It is our hope that the contributions will help to chart a path out of the troubled waters in which the United States finds itself. Despite our nation’s partisan divisions, a surprisingly broad consensus has grown among legal experts of different ideological stripes and affiliations that the norms and principles to which government officials traditionally have adhered require reinforcement or codification. We therefore find ourselves at a unique moment in which policymakers can draw on this consensus to embed in law some of the better traditions that have evolved over the nation’s first two centuries in order to ensure that America—and the principles for which it stands—endures. The Good Governance Papers attempts to help illuminate the path forward. Thank you for reading.


The Good Governance Papers

No. 1: The Hatch Act Ban on Political Use of Government Resources by Donald K. Sherman.

No. 2: The Congressional Subpoena Power by Emily Berman.

No. 3: Investigating a President by Andrew Weissmann.

No. 4: Oversight of the Intelligence Community by Katrina Mulligan.

No. 5: Prepublication Review — How to Fix a Broken System by Jack Goldsmith and Oona Hathaway.

No. 6 (Part One): Domestic Military Operations — Reforming the Insurrection Act and No. 6 (Part Two): Domestic Military Operations — The Role of the National Guard, Posse Comitatus Act and More by Mark Nevitt.

No. 7: Executive Branch Vacancies by Steve Vladeck.

No. 8: How to Strengthen Oversight by Congress by Jim Townsend and Elise Bean.

No. 9: Building an Effective Human Rights-Based Foreign Policy by Ariana Berengaut and Rob Berschinski.

No. 10: Addressing Foreign Election Interference—An Overdue To-Do List by Joshua Geltzer.

No. 11: Strengthening Inspectors General by Danielle Brian and Liz Hempowicz.

No. 12: Treaty Withdrawals by Ashika Singh and Catherine Amirfar.

No. 13: Atrocities Prevention and Response by Beth Van Schaack.

No. 14: War Powers Reform by Tess Bridgeman and Stephen Pomper.

No. 15: Enforcing the Emoluments Clauses by Richard Painter.

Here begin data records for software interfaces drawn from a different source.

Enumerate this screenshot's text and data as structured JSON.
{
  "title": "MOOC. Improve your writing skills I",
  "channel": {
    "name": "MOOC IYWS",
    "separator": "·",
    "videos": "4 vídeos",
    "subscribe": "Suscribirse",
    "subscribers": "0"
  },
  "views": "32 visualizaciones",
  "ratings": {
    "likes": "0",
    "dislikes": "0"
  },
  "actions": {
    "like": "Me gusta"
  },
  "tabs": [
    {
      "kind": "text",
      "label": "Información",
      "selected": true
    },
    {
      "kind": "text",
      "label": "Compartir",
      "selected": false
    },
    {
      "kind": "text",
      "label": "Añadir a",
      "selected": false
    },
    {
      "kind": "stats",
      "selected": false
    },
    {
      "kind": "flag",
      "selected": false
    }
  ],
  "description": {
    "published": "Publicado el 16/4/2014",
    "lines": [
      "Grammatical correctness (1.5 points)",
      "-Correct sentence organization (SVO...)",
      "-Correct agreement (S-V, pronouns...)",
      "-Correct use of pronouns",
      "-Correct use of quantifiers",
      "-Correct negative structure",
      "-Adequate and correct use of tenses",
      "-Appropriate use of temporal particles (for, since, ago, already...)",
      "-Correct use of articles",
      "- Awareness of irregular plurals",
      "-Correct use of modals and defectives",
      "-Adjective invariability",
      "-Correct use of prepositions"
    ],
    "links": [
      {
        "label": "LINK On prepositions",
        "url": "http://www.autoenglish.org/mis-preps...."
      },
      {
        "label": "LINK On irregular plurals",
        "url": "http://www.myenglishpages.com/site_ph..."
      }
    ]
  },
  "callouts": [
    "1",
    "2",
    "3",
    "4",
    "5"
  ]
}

No. 16: Legislating Racial Equity Impact Studies in Transportation and Infrastructure Policy by Deborah Archer.

No. 17: How to Use the Bureaucracy to Govern Well by Rebecca Ingber.

No. 18: Reforming Emergency Powers by Elizabeth Goitein.

No. 19: The Criminal Legal System — Toward a Paradigm Shift by Vincent M. Southerland.

No. 20: Repairing and Strengthening Norms of Nuclear Restraint by Dakota S. Rudesill.

No. 21: Obedience to Orders, Lawful Orders, and the Military’s Constitutional Compact by James E. Baker.

No. 22: Preventing Politicization of the Security Clearance System by Dakota S. Rudesill and Rolf Mowatt-Larssen.

No. 23: Rebuild and Renew the Diplomatic Corps by Rachel Goldbrenner.